[Web page and app entries]

=== Begin Enclosure ===

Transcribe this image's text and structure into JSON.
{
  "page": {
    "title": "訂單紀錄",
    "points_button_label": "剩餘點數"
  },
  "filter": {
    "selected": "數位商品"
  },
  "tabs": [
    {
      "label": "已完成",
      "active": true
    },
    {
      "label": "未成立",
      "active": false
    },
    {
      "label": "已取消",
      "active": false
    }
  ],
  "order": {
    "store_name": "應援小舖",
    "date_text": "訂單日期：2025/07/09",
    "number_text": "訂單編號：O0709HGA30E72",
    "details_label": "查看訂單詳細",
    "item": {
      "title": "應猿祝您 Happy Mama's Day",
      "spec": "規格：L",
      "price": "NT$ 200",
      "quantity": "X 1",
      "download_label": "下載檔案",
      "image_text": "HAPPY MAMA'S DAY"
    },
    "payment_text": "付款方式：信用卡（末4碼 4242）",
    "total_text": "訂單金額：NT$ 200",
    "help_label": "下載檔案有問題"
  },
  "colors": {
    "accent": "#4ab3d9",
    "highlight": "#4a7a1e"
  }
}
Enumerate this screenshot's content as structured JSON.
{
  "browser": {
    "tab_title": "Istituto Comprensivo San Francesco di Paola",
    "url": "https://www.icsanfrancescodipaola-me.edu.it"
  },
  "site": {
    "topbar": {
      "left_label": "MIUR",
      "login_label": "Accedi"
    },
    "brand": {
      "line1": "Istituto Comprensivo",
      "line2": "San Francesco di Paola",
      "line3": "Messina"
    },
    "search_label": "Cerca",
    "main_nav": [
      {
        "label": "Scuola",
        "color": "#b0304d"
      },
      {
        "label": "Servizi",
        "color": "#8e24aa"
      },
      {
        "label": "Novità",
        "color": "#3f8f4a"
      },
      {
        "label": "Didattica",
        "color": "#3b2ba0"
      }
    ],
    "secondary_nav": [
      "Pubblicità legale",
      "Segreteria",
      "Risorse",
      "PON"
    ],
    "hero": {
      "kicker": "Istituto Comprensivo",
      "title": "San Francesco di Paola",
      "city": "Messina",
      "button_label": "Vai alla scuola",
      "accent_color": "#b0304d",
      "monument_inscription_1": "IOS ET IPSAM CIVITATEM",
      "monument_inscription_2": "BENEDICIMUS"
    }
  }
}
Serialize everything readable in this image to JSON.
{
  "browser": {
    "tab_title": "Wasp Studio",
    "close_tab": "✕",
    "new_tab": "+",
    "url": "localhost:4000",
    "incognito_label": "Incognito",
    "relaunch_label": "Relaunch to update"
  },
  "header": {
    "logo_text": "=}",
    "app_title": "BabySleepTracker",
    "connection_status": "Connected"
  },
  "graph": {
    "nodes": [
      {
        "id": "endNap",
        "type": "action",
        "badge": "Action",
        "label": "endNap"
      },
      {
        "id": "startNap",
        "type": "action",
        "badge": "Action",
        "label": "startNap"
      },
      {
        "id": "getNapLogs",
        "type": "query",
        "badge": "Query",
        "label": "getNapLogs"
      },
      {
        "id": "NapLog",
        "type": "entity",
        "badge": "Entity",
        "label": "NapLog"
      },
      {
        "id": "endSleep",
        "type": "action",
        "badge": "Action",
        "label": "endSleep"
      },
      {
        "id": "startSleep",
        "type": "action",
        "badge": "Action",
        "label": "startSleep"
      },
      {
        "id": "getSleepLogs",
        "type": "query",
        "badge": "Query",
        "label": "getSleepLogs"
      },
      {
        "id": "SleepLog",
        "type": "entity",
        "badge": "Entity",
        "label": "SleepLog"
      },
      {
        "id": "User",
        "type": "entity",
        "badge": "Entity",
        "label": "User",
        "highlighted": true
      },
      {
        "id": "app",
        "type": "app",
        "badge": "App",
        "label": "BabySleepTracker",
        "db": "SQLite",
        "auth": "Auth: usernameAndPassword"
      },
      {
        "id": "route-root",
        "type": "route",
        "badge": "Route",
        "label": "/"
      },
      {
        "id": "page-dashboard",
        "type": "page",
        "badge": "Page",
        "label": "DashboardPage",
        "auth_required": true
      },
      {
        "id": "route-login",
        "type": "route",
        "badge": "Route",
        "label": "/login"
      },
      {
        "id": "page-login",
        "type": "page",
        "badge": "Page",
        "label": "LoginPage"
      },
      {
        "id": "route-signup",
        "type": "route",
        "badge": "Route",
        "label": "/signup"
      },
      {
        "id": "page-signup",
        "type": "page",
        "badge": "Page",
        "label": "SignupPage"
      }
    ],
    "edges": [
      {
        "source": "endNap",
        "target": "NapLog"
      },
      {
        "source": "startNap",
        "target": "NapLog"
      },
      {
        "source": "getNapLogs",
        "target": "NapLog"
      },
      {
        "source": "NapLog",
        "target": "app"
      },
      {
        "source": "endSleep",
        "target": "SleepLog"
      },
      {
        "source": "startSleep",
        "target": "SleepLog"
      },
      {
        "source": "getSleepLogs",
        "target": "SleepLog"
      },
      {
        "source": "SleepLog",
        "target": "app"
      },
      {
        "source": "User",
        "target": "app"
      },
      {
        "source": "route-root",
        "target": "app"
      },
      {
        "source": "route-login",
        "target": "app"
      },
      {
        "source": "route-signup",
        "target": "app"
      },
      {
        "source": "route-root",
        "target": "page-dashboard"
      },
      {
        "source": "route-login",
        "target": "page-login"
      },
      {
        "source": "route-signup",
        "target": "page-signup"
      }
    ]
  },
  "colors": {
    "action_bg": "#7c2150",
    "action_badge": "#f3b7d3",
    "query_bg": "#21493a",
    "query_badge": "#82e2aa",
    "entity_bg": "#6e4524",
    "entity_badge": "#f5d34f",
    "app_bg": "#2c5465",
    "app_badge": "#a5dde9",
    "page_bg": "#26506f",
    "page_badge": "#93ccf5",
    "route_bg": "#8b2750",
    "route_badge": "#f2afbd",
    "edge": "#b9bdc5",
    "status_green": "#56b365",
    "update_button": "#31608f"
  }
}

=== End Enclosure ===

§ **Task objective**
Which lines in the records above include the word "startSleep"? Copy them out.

§ **Output below**
        "id": "startSleep",
        "label": "startSleep"
        "source": "startSleep",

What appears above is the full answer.